What this task involves — Your answer must be every record below, written out exactly as it appears.

Element data from apps and pages:

....................

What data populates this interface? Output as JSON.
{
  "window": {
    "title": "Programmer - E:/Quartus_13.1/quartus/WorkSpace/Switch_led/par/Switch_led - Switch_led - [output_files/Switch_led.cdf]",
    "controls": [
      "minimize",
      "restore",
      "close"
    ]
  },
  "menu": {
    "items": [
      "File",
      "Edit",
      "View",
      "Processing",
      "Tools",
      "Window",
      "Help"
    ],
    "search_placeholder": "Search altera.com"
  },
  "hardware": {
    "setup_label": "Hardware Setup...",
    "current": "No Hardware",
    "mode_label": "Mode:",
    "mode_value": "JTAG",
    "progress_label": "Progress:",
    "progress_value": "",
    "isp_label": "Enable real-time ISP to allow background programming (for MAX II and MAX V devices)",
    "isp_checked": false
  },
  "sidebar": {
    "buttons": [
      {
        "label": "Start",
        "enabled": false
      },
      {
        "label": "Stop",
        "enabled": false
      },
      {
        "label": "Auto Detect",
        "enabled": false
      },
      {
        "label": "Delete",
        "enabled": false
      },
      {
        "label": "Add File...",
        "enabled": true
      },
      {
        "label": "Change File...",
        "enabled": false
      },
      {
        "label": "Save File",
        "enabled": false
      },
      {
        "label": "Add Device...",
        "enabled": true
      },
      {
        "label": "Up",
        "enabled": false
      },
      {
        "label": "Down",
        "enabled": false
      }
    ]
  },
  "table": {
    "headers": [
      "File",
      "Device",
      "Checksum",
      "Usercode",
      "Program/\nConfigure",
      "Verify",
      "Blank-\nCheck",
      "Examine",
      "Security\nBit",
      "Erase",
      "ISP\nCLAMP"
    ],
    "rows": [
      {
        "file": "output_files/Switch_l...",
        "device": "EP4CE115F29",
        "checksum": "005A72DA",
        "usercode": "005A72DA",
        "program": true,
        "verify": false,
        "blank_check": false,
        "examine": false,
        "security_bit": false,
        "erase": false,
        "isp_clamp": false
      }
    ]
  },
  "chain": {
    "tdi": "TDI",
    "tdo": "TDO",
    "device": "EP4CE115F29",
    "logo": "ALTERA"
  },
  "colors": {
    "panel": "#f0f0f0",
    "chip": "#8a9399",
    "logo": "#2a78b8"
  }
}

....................

Answer to this task —
What data populates this interface? Output as JSON.
{
  "window": {
    "title": "Programmer - E:/Quartus_13.1/quartus/WorkSpace/Switch_led/par/Switch_led - Switch_led - [output_files/Switch_led.cdf]",
    "controls": [
      "minimize",
      "restore",
      "close"
    ]
  },
  "menu": {
    "items": [
      "File",
      "Edit",
      "View",
      "Processing",
      "Tools",
      "Window",
      "Help"
    ],
    "search_placeholder": "Search altera.com"
  },
  "hardware": {
    "setup_label": "Hardware Setup...",
    "current": "No Hardware",
    "mode_label": "Mode:",
    "mode_value": "JTAG",
    "progress_label": "Progress:",
    "progress_value": "",
    "isp_label": "Enable real-time ISP to allow background programming (for MAX II and MAX V devices)",
    "isp_checked": false
  },
  "sidebar": {
    "buttons": [
      {
        "label": "Start",
        "enabled": false
      },
      {
        "label": "Stop",
        "enabled": false
      },
      {
        "label": "Auto Detect",
        "enabled": false
      },
      {
        "label": "Delete",
        "enabled": false
      },
      {
        "label": "Add File...",
        "enabled": true
      },
      {
        "label": "Change File...",
        "enabled": false
      },
      {
        "label": "Save File",
        "enabled": false
      },
      {
        "label": "Add Device...",
        "enabled": true
      },
      {
        "label": "Up",
        "enabled": false
      },
      {
        "label": "Down",
        "enabled": false
      }
    ]
  },
  "table": {
    "headers": [
      "File",
      "Device",
      "Checksum",
      "Usercode",
      "Program/\nConfigure",
      "Verify",
      "Blank-\nCheck",
      "Examine",
      "Security\nBit",
      "Erase",
      "ISP\nCLAMP"
    ],
    "rows": [
      {
        "file": "output_files/Switch_l...",
        "device": "EP4CE115F29",
        "checksum": "005A72DA",
        "usercode": "005A72DA",
        "program": true,
        "verify": false,
        "blank_check": false,
        "examine": false,
        "security_bit": false,
        "erase": false,
        "isp_clamp": false
      }
    ]
  },
  "chain": {
    "tdi": "TDI",
    "tdo": "TDO",
    "device": "EP4CE115F29",
    "logo": "ALTERA"
  },
  "colors": {
    "panel": "#f0f0f0",
    "chip": "#8a9399",
    "logo": "#2a78b8"
  }
}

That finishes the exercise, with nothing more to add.